Wind and the chimes

It was early summer and cold. The window of the Tea House was opened just a crack and the wind was fierce and strong. It kept blowing the wind chimes that hung outside from the eve of the roof.

They were loud and harsh, not like their usual soft, tonal chiming. It was distracting. I wanted the peaceful silence, the bird song, the sound of squirrels jumping on the roof.

Then I realized that I could use that distraction to come back to my breath. It seems so obvious now. It’s something we always practice in zazen. Come back to the breath. Count from one to ten, then back again.

Even though I’ve been practicing this for over thirty years – it was new. I realized that everything could be a reminder to come back to the present, even things that are difficult. At once, I felt grateful for everything. I felt that everything supported my life: the discordant bells, the birds, the sound of the train, traffic from the road, the laughter of kids playing next door.

Zazen is always new and full of surprises – to be more accurate, this life is always new and full of surprises.

The great Zen master Hakuin had a similar experience.  He was sitting in a place like the Tea House. He had been sitting for five days for sesshin. His mind was lucid and quiet. It was an early dawn morning, the light was dim, and he heard the crows outside waking up. When the temple bell rang he realized, “That ringing. That ringing! That is me ringing! That is me ringing!

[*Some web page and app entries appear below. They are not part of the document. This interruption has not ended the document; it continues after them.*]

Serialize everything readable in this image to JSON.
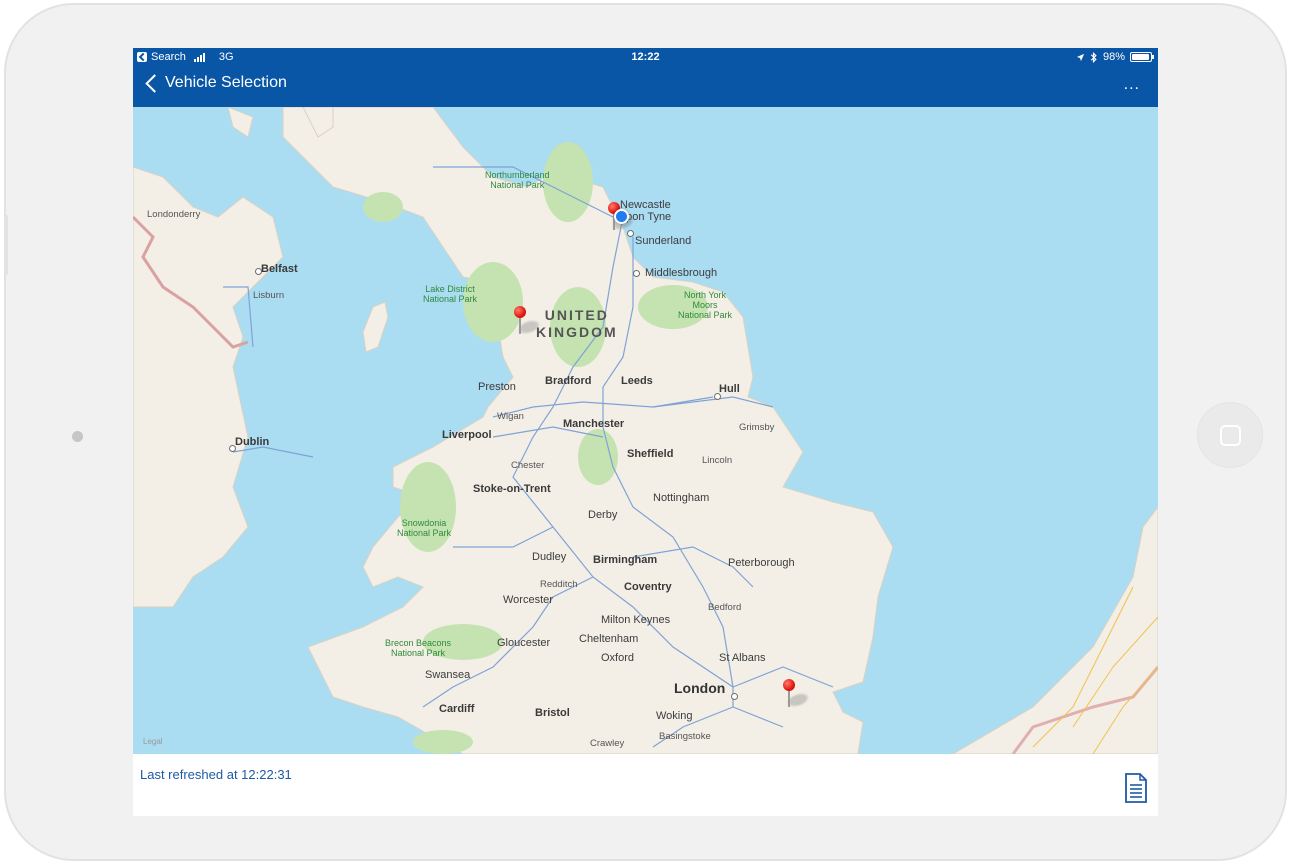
{
  "status_bar": {
    "back_app": "Search",
    "network": "3G",
    "time": "12:22",
    "battery": "98%"
  },
  "nav": {
    "back_label": "Vehicle Selection",
    "more_label": "..."
  },
  "map": {
    "country_label": "UNITED\nKINGDOM",
    "legal": "Legal",
    "cities": {
      "newcastle": "Newcastle\nupon Tyne",
      "sunderland": "Sunderland",
      "middlesbrough": "Middlesbrough",
      "belfast": "Belfast",
      "lisburn": "Lisburn",
      "londonderry": "Londonderry",
      "dublin": "Dublin",
      "preston": "Preston",
      "bradford": "Bradford",
      "leeds": "Leeds",
      "hull": "Hull",
      "grimsby": "Grimsby",
      "wigan": "Wigan",
      "liverpool": "Liverpool",
      "manchester": "Manchester",
      "sheffield": "Sheffield",
      "lincoln": "Lincoln",
      "chester": "Chester",
      "stoke": "Stoke-on-Trent",
      "nottingham": "Nottingham",
      "derby": "Derby",
      "dudley": "Dudley",
      "birmingham": "Birmingham",
      "peterborough": "Peterborough",
      "redditch": "Redditch",
      "coventry": "Coventry",
      "worcester": "Worcester",
      "milton_keynes": "Milton Keynes",
      "bedford": "Bedford",
      "gloucester": "Gloucester",
      "cheltenham": "Cheltenham",
      "oxford": "Oxford",
      "st_albans": "St Albans",
      "swansea": "Swansea",
      "london": "London",
      "cardiff": "Cardiff",
      "bristol": "Bristol",
      "woking": "Woking",
      "basingstoke": "Basingstoke",
      "crawley": "Crawley"
    },
    "parks": {
      "northumberland": "Northumberland\nNational Park",
      "lake_district": "Lake District\nNational Park",
      "north_york": "North York\nMoors\nNational Park",
      "snowdonia": "Snowdonia\nNational Park",
      "brecon": "Brecon Beacons\nNational Park"
    }
  },
  "footer": {
    "last_refreshed": "Last refreshed at 12:22:31",
    "report_icon": "document-icon"
  },
  "colors": {
    "bar": "#0a56a6",
    "water": "#aadcf2",
    "land": "#f3efe6",
    "park": "#c4e3b0",
    "refresh_text": "#1f5aa4"
  }
}
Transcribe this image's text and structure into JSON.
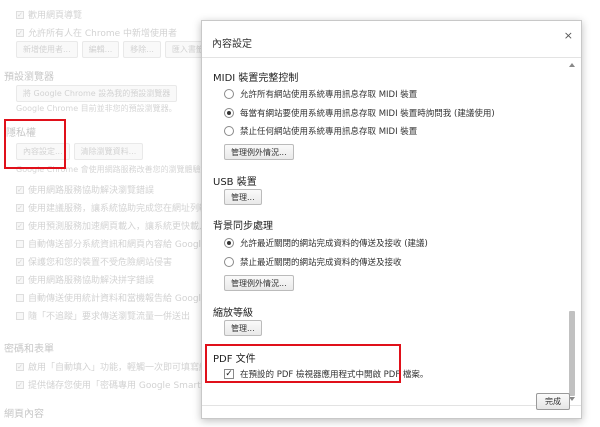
{
  "background": {
    "row1": "歡用網頁導覽",
    "row2": "允許所有人在 Chrome 中新增使用者",
    "btn_add_user": "新增使用者...",
    "btn_edit": "編輯...",
    "btn_remove": "移除...",
    "btn_import": "匯入書籤和設定...",
    "default_browser_title": "預設瀏覽器",
    "btn_default_browser": "將 Google Chrome 設為我的預設瀏覽器",
    "default_browser_desc": "Google Chrome 目前並非您的預設瀏覽器。",
    "privacy_title": "隱私權",
    "btn_content_settings": "內容設定...",
    "btn_clear_data": "清除瀏覽資料...",
    "privacy_desc": "Google Chrome 會使用網路服務改善您的瀏覽體驗，您可以選擇是否停用這些服務。",
    "privacy_items": [
      "使用網路服務協助解決瀏覽錯誤",
      "使用建議服務，讓系統協助完成您在網址列輸入的搜尋查詢和網址",
      "使用預測服務加速網頁載入，讓系統更快載入網頁",
      "自動傳送部分系統資訊和網頁內容給 Google，協助偵測危險應用程式和網站",
      "保護您和您的裝置不受危險網站侵害",
      "使用網路服務協助解決拼字錯誤",
      "自動傳送使用統計資料和當機報告給 Google",
      "隨「不追蹤」要求傳送瀏覽流量一併送出"
    ],
    "passwords_title": "密碼和表單",
    "passwords_items": [
      "啟用「自動填入」功能，輕觸一次即可填寫網路表單。",
      "提供儲存您使用「密碼專用 Google Smart Lock」儲存網頁密碼"
    ],
    "web_content_title": "網頁內容"
  },
  "dialog": {
    "title": "內容設定",
    "close_glyph": "×",
    "midi": {
      "heading": "MIDI 裝置完整控制",
      "options": [
        "允許所有網站使用系統專用訊息存取 MIDI 裝置",
        "每當有網站要使用系統專用訊息存取 MIDI 裝置時詢問我 (建議使用)",
        "禁止任何網站使用系統專用訊息存取 MIDI 裝置"
      ],
      "selected": 1,
      "manage_label": "管理例外情況..."
    },
    "usb": {
      "heading": "USB 裝置",
      "manage_label": "管理..."
    },
    "background_sync": {
      "heading": "背景同步處理",
      "options": [
        "允許最近關閉的網站完成資料的傳送及接收 (建議)",
        "禁止最近關閉的網站完成資料的傳送及接收"
      ],
      "selected": 0,
      "manage_label": "管理例外情況..."
    },
    "zoom": {
      "heading": "縮放等級",
      "manage_label": "管理..."
    },
    "pdf": {
      "heading": "PDF 文件",
      "checkbox_label": "在預設的 PDF 檢視器應用程式中開啟 PDF 檔案。",
      "checked": true
    },
    "done_label": "完成"
  },
  "colors": {
    "highlight": "#e0101a"
  }
}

His still and clear mind had been pierced through by the bell’s sound, and that and every moment was full of deep wonder.